It's pretty clear here: a whole block has been completely scrambled, and a single bit has been flipped in the next block ("whatever" became "whatdver").

So here's the plan:

  • have some known plaintext encrypted; It does not really matter what's in the message, as long as we know exactly what the message is. We will just use XXXX...
  • flip the bits of this known plaintext so that this will make the "admin" thing appear in the message.

Conveniently enough, we see that the content of "userdata" ("whatever" in our previous example) starts exactly at the beginning of a block. (in the last output it appears right after the block of messed up bits caused by our bitflipping).

To make it simple, we will give a value for userdata that is as long as ;admin=true and that is just a list of "X":

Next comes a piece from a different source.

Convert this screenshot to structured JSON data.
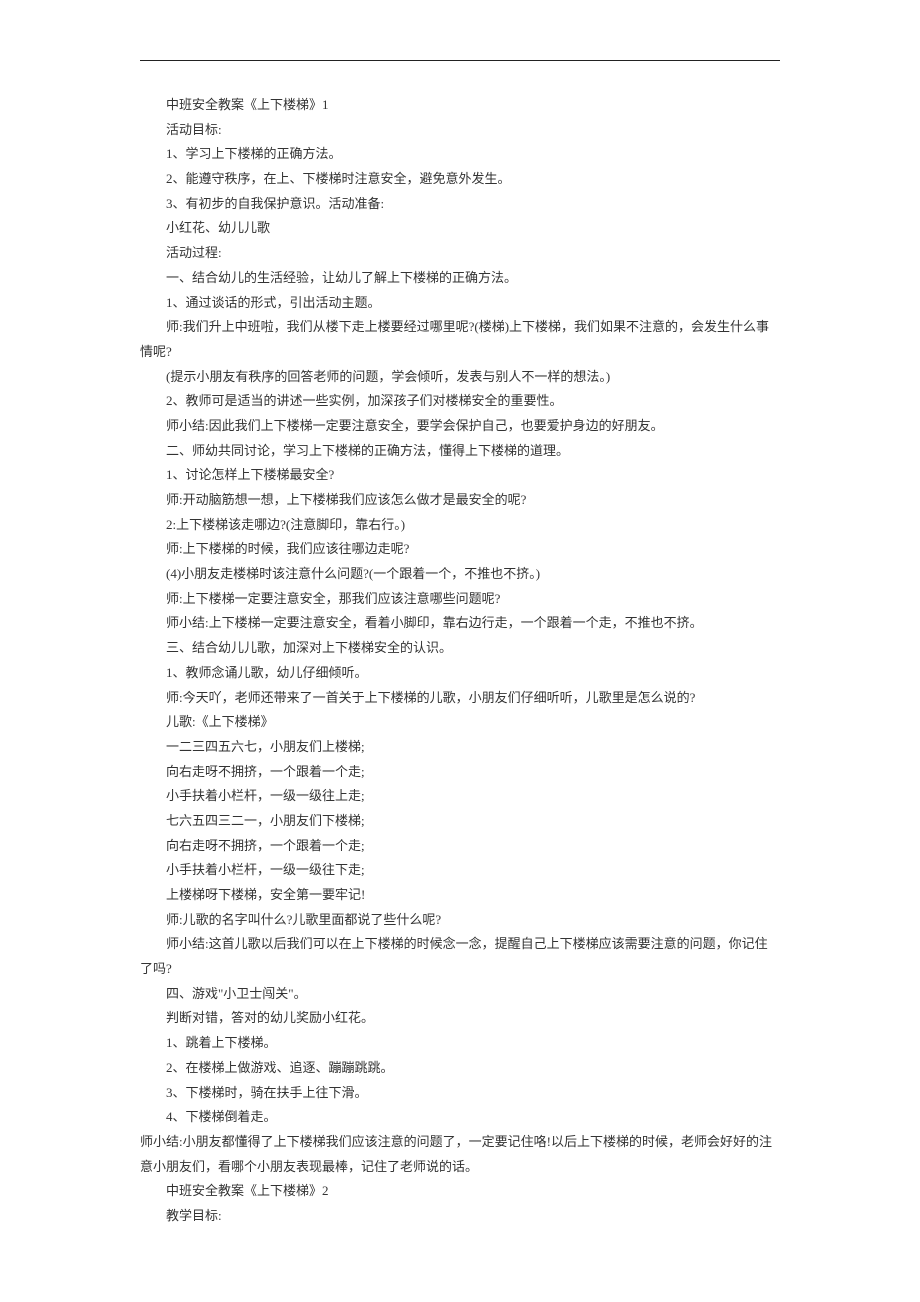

In [9]:
len(b";admin=true")
Out[9]:
11
In [10]:
from libmatasano import bxor
In [11]:
# flipping bits is equivalent to applying a XOR operation;
pad = bxor(b";admin=true", b"X"*11)
In [12]:
cryptogram = oracle.encrypt(b"X"*11)
In [13]:
cryptogram["ciphertext"] = bxor(cryptogram["ciphertext"], b'\x00'*16 + pad)
In [14]:
print("decrypted:", decrypt_aes_128_cbc(cryptogram["ciphertext"], cryptogram["iv"], oracle.key))
decrypted: b'comment1=cookingD\x93\x01\x01\xf1\xdcs\x11\xbf\xf9\xe2\xe2x\xfeG\xbd;admin=true;comment2=%20like%20a%20pound%20of%20bacon'
In [15]:
print("admin:", oracle.decrypt_and_check_admin(cryptogram))
admin: True

Et voilĂ  !

Again: All this is possible because encryption only protect the privacy of the message, not its integrity.